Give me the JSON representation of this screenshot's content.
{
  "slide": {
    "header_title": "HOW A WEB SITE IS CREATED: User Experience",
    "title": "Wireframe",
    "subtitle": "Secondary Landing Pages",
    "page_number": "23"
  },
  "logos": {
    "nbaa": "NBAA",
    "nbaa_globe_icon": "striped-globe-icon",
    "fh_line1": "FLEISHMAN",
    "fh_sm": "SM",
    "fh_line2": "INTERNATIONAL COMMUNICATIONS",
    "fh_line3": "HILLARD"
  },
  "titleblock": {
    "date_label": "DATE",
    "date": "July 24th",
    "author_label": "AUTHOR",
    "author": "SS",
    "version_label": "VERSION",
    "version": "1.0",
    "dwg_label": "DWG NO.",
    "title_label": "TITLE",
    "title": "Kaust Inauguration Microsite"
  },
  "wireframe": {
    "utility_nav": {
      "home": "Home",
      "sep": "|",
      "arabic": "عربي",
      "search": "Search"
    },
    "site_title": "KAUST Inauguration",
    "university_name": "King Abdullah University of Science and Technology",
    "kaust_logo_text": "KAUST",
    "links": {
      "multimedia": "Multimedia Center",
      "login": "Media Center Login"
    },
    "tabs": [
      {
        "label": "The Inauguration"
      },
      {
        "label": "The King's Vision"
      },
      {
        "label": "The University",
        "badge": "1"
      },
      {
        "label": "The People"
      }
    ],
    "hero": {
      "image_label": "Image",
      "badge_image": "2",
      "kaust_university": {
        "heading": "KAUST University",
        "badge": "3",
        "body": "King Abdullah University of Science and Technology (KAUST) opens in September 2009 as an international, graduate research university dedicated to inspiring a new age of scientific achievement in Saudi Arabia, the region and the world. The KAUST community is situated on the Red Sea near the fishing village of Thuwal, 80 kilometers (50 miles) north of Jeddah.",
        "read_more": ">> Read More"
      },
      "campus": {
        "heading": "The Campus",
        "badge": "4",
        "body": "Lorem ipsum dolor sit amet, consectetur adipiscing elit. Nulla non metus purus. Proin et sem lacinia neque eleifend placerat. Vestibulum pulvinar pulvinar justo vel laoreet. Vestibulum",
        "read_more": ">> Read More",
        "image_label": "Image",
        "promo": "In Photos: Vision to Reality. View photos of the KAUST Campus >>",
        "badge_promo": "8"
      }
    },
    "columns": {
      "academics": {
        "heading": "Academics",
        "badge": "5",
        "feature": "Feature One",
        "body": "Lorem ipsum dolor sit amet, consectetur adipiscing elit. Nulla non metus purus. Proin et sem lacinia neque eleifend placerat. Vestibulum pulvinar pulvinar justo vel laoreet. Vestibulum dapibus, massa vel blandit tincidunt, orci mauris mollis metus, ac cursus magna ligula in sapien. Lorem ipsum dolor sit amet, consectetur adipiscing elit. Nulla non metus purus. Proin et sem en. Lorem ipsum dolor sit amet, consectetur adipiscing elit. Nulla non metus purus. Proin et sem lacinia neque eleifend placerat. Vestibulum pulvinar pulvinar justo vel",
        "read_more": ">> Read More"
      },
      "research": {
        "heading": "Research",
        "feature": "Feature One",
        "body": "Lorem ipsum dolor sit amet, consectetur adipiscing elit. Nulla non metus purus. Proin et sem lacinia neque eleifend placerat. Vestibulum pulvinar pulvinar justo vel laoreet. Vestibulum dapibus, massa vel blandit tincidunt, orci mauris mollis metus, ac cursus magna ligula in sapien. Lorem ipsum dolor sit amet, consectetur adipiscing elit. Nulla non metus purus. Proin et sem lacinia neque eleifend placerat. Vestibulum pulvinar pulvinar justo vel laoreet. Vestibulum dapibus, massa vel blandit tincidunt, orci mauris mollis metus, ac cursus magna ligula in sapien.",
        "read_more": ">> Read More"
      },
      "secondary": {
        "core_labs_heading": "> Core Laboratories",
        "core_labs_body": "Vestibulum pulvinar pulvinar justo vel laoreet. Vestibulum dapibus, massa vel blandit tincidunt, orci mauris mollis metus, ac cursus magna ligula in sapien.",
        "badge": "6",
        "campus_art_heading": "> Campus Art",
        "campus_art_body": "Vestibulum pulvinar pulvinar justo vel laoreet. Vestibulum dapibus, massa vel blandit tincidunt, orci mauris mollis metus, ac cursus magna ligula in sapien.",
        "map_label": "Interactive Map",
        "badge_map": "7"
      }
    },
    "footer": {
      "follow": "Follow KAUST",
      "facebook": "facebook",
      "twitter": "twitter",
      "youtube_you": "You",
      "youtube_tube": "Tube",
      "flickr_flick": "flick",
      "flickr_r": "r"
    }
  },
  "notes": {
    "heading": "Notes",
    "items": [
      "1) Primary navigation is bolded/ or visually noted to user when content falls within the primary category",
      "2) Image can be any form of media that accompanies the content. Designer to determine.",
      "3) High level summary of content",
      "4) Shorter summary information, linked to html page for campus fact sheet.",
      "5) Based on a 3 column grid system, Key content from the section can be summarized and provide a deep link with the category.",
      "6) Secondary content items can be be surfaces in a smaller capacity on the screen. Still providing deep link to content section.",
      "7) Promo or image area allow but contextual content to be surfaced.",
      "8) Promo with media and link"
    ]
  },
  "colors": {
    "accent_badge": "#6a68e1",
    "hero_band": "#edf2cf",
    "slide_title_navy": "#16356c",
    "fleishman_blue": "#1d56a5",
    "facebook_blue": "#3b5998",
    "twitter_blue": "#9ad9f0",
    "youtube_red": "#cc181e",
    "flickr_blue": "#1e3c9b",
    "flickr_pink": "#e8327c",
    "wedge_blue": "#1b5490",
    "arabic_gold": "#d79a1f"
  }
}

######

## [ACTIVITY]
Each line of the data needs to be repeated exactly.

## [COMPLETED EXERCISE]
Give me the JSON representation of this screenshot's content.
{
  "slide": {
    "header_title": "HOW A WEB SITE IS CREATED: User Experience",
    "title": "Wireframe",
    "subtitle": "Secondary Landing Pages",
    "page_number": "23"
  },
  "logos": {
    "nbaa": "NBAA",
    "nbaa_globe_icon": "striped-globe-icon",
    "fh_line1": "FLEISHMAN",
    "fh_sm": "SM",
    "fh_line2": "INTERNATIONAL COMMUNICATIONS",
    "fh_line3": "HILLARD"
  },
  "titleblock": {
    "date_label": "DATE",
    "date": "July 24th",
    "author_label": "AUTHOR",
    "author": "SS",
    "version_label": "VERSION",
    "version": "1.0",
    "dwg_label": "DWG NO.",
    "title_label": "TITLE",
    "title": "Kaust Inauguration Microsite"
  },
  "wireframe": {
    "utility_nav": {
      "home": "Home",
      "sep": "|",
      "arabic": "عربي",
      "search": "Search"
    },
    "site_title": "KAUST Inauguration",
    "university_name": "King Abdullah University of Science and Technology",
    "kaust_logo_text": "KAUST",
    "links": {
      "multimedia": "Multimedia Center",
      "login": "Media Center Login"
    },
    "tabs": [
      {
        "label": "The Inauguration"
      },
      {
        "label": "The King's Vision"
      },
      {
        "label": "The University",
        "badge": "1"
      },
      {
        "label": "The People"
      }
    ],
    "hero": {
      "image_label": "Image",
      "badge_image": "2",
      "kaust_university": {
        "heading": "KAUST University",
        "badge": "3",
        "body": "King Abdullah University of Science and Technology (KAUST) opens in September 2009 as an international, graduate research university dedicated to inspiring a new age of scientific achievement in Saudi Arabia, the region and the world. The KAUST community is situated on the Red Sea near the fishing village of Thuwal, 80 kilometers (50 miles) north of Jeddah.",
        "read_more": ">> Read More"
      },
      "campus": {
        "heading": "The Campus",
        "badge": "4",
        "body": "Lorem ipsum dolor sit amet, consectetur adipiscing elit. Nulla non metus purus. Proin et sem lacinia neque eleifend placerat. Vestibulum pulvinar pulvinar justo vel laoreet. Vestibulum",
        "read_more": ">> Read More",
        "image_label": "Image",
        "promo": "In Photos: Vision to Reality. View photos of the KAUST Campus >>",
        "badge_promo": "8"
      }
    },
    "columns": {
      "academics": {
        "heading": "Academics",
        "badge": "5",
        "feature": "Feature One",
        "body": "Lorem ipsum dolor sit amet, consectetur adipiscing elit. Nulla non metus purus. Proin et sem lacinia neque eleifend placerat. Vestibulum pulvinar pulvinar justo vel laoreet. Vestibulum dapibus, massa vel blandit tincidunt, orci mauris mollis metus, ac cursus magna ligula in sapien. Lorem ipsum dolor sit amet, consectetur adipiscing elit. Nulla non metus purus. Proin et sem en. Lorem ipsum dolor sit amet, consectetur adipiscing elit. Nulla non metus purus. Proin et sem lacinia neque eleifend placerat. Vestibulum pulvinar pulvinar justo vel",
        "read_more": ">> Read More"
      },
      "research": {
        "heading": "Research",
        "feature": "Feature One",
        "body": "Lorem ipsum dolor sit amet, consectetur adipiscing elit. Nulla non metus purus. Proin et sem lacinia neque eleifend placerat. Vestibulum pulvinar pulvinar justo vel laoreet. Vestibulum dapibus, massa vel blandit tincidunt, orci mauris mollis metus, ac cursus magna ligula in sapien. Lorem ipsum dolor sit amet, consectetur adipiscing elit. Nulla non metus purus. Proin et sem lacinia neque eleifend placerat. Vestibulum pulvinar pulvinar justo vel laoreet. Vestibulum dapibus, massa vel blandit tincidunt, orci mauris mollis metus, ac cursus magna ligula in sapien.",
        "read_more": ">> Read More"
      },
      "secondary": {
        "core_labs_heading": "> Core Laboratories",
        "core_labs_body": "Vestibulum pulvinar pulvinar justo vel laoreet. Vestibulum dapibus, massa vel blandit tincidunt, orci mauris mollis metus, ac cursus magna ligula in sapien.",
        "badge": "6",
        "campus_art_heading": "> Campus Art",
        "campus_art_body": "Vestibulum pulvinar pulvinar justo vel laoreet. Vestibulum dapibus, massa vel blandit tincidunt, orci mauris mollis metus, ac cursus magna ligula in sapien.",
        "map_label": "Interactive Map",
        "badge_map": "7"
      }
    },
    "footer": {
      "follow": "Follow KAUST",
      "facebook": "facebook",
      "twitter": "twitter",
      "youtube_you": "You",
      "youtube_tube": "Tube",
      "flickr_flick": "flick",
      "flickr_r": "r"
    }
  },
  "notes": {
    "heading": "Notes",
    "items": [
      "1) Primary navigation is bolded/ or visually noted to user when content falls within the primary category",
      "2) Image can be any form of media that accompanies the content. Designer to determine.",
      "3) High level summary of content",
      "4) Shorter summary information, linked to html page for campus fact sheet.",
      "5) Based on a 3 column grid system, Key content from the section can be summarized and provide a deep link with the category.",
      "6) Secondary content items can be be surfaces in a smaller capacity on the screen. Still providing deep link to content section.",
      "7) Promo or image area allow but contextual content to be surfaced.",
      "8) Promo with media and link"
    ]
  },
  "colors": {
    "accent_badge": "#6a68e1",
    "hero_band": "#edf2cf",
    "slide_title_navy": "#16356c",
    "fleishman_blue": "#1d56a5",
    "facebook_blue": "#3b5998",
    "twitter_blue": "#9ad9f0",
    "youtube_red": "#cc181e",
    "flickr_blue": "#1e3c9b",
    "flickr_pink": "#e8327c",
    "wedge_blue": "#1b5490",
    "arabic_gold": "#d79a1f"
  }
}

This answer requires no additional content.